Looking to start some new Christmas traditions?
Why not look to the past for inexpensive, traditional ways to celebrate the holiday season with your loved ones 🎄❤
Some of you may have traditions handed down from generation to generation which is fantastic, but if you are looking to add some the best place to look is for vintage holiday traditions from all over the world.
Research your family’s heritage and the customs which evolved from those countries. Here are some example from around the globe..
Many Christmas traditions were banned for quite some time in Scotland, due to government regulations, starting from 1647. This is why it is so important for their traditions to be carried through and celebrated now.
If you like baking bread then a Yule bread is the one for you! A loaf of unleavened bread is baked (or if you are feeling extra keen – one for each person in your family) and the person who finds a trinket in their loaf will have good luck for the year to come.

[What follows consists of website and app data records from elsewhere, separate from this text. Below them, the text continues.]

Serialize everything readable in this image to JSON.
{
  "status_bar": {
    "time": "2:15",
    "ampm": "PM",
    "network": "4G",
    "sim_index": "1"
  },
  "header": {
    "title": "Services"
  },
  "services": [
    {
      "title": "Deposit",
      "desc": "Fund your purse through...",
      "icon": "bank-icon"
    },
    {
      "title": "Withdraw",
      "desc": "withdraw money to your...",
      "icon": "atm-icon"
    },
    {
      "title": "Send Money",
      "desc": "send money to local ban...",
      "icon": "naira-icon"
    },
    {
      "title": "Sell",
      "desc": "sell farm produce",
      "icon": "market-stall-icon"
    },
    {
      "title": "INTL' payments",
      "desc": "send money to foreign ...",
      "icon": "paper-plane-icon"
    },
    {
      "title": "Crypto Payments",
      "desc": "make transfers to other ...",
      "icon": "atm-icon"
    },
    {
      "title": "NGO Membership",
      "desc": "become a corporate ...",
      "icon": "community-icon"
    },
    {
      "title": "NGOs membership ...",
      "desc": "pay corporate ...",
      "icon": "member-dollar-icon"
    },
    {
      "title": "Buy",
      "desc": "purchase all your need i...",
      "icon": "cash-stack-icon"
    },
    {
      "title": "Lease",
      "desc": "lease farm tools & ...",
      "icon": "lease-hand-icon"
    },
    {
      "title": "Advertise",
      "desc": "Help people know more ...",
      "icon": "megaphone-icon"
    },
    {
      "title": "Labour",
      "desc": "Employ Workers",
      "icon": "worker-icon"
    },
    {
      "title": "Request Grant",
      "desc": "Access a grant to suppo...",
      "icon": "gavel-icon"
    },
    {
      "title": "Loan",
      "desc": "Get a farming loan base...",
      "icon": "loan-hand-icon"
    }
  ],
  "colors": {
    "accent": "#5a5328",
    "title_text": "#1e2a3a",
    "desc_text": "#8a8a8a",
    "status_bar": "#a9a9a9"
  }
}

For those who are not so keen on all the baking, a lovely tradition is to place candles in your window to welcome strangers and comfort those searching for shelter and warmth.
The New Years Eve tradition of the “First Footer” – the first visitor through the door bearing gifts of peat, money and bread to symbolize warmth, wealth and abundance was originally a Christmas one. Why not bring this back to its origins and carry it out on Christmas day too 😊
If you love to sing, this one is for you, since the 16th and 17th Century in England people walked to their neighbours homes to sing Christmas carols outside. When they had finished they were offered a traditional spiced apple cider or beer known as wassail to warm them up 🍻
Personally, I love the idea of bringing back “Sugar Plums” – candy-coated nuts or herb seeds. I think a bowl of those in the centre of the Christmas Eve table wouldn’t last long in our house 😊
Ringing bells to welcome in Christmas Day at midnight, is a vintage tradition, although….you might want to wait until everybody’s awake for this one!
NATIVE AMERICANS, NORSE, CELTIC DRUIDS
Why not bring some mistletoe into your house or garden to celebrate the sacred traditions of these groups. They believe that, as Mistletoe bears fruit during the winter, and stays green, that is holds magical powers.
It is said to cure infertility, ward off evil and cure disease.
Decorating your home with evergreens and natural materials looks great and you can go foraging for pine cones with your family to add to another fun family day out on a budget. If you live near a beach why not add some decorative shells to your creations.
Lights are a big part of Christmas traditions all over the world but the Phillippines really do it in style. They hold a giant lantern festival on the Saturday before Christmas. They are made from all different materials and laid in elaborate patterns but were traditionally made from origami paper and lit by candles. This is something you and your children could have fun making at home, then add to your decorations.
If you have some horror movie buffs at your house you might like this one.
In Austrian tradition, a creature called Krampus captures the naughty children while St Nicholas rewards the good boys and girls.
In the first week of December people dress up as Krampus frightening children with chains and bells…not for the faint-hearted 😬
On December 6 in the middle of the night, Nikolaus travels on his donkey to deliver treats to the Children’s shoes or boots left out the night before. They awake to find treats such as toys, chocolate, coins and oranges.
He also visits schools and homes where the children give him a drawn picture, recite a poem or sing a song in exchange for a small gift.
This sounds like a fantastic tradition to share the holiday season with those less fortunate and bring others joy.
Whatever your chosen tradition, have fun with it and give the gift of love and laughter this holiday season ❤🎄😊